To think that an American Quaker woman crossed continents and started the first facility for occupational therapy in India – though some even say Asia. This happened at Parel’s KEM Hospital in 1950.
Kamla Nimbkar was born Elizabeth Lundy, the daughter of a Quaker businessman. She studied at the Philadelphia School of Occupational Therapy and married Vishnu Nimbkar. They met in 1920s New York, when he was one of the earliest US-trained Indian engineers. Converting to Hinduism, she moved to India with her new name in 1930, residing at Sabarmati Ashram before reaching Bombay.

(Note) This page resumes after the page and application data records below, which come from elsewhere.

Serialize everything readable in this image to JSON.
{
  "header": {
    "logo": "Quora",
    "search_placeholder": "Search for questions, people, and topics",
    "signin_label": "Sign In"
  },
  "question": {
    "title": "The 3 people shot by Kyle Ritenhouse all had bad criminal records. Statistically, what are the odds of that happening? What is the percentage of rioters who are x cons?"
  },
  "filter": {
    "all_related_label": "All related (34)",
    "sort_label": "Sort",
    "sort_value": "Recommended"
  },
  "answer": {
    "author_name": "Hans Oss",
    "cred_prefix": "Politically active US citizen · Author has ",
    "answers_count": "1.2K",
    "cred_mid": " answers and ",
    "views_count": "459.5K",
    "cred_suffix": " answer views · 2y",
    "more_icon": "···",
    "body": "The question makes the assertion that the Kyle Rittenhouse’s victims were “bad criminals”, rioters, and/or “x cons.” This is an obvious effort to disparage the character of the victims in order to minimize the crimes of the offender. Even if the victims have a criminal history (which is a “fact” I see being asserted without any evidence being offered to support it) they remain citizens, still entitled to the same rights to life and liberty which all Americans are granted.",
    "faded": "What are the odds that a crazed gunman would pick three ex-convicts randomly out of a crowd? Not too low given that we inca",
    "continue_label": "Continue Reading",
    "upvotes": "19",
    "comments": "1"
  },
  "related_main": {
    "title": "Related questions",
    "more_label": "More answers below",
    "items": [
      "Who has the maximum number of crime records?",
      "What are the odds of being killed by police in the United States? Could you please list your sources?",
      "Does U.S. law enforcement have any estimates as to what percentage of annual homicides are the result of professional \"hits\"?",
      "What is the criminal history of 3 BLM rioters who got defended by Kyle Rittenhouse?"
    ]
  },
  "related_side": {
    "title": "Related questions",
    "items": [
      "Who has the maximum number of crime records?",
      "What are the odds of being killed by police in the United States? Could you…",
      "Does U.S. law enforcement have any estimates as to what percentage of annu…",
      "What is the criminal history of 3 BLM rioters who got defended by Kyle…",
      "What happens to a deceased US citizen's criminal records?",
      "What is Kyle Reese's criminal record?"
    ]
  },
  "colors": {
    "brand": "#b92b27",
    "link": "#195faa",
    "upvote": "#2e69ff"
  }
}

This pioneer of rehabilitation for the handicapped served as founder president of the All India Occupational Therapists Association in 1952. She also actively propagated the Froebel approach, educating kindergartners holistically with motor skills, social participation, spontaneity of self-expression and creativity.

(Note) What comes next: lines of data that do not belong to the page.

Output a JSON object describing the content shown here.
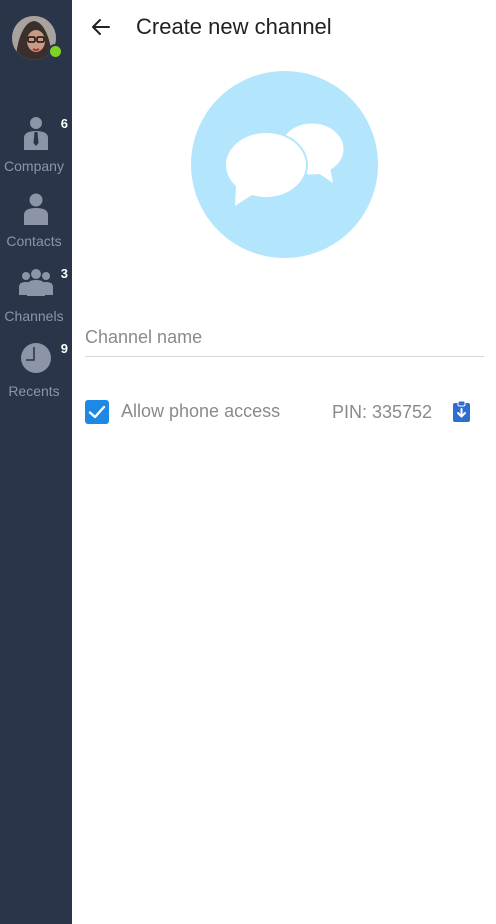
{
  "sidebar": {
    "avatar": {
      "icon": "user-avatar",
      "status_color": "#7ed321"
    },
    "items": [
      {
        "label": "Company",
        "badge": "6",
        "icon": "company-person-icon"
      },
      {
        "label": "Contacts",
        "badge": "",
        "icon": "contact-person-icon"
      },
      {
        "label": "Channels",
        "badge": "3",
        "icon": "group-icon"
      },
      {
        "label": "Recents",
        "badge": "9",
        "icon": "clock-icon"
      }
    ]
  },
  "header": {
    "title": "Create new channel",
    "back_icon": "arrow-left-icon"
  },
  "channel_avatar": {
    "icon": "chat-bubbles-icon",
    "color": "#b3e5fc"
  },
  "form": {
    "channel_name_placeholder": "Channel name",
    "channel_name_value": "",
    "allow_phone_access_label": "Allow phone access",
    "allow_phone_access_checked": true,
    "pin_text": "PIN: 335752",
    "copy_icon": "clipboard-download-icon"
  },
  "colors": {
    "sidebar_bg": "#2b3549",
    "accent": "#1e88e5",
    "sidebar_text": "#8b95a7"
  }
}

Her luminous life is memorialised by the Kamlabai V Nimbkar Pustakalay in Khar. She started this library in 1948, with a committee including BG Kher, SK Patil and RD Char. Stocked with Gujarati and English publications, the popular reading room welcomes students of faculties ranging from SSC to IAS and IPS levels. It often doubles as a hub for children’s activities and centre for civil rights discussions.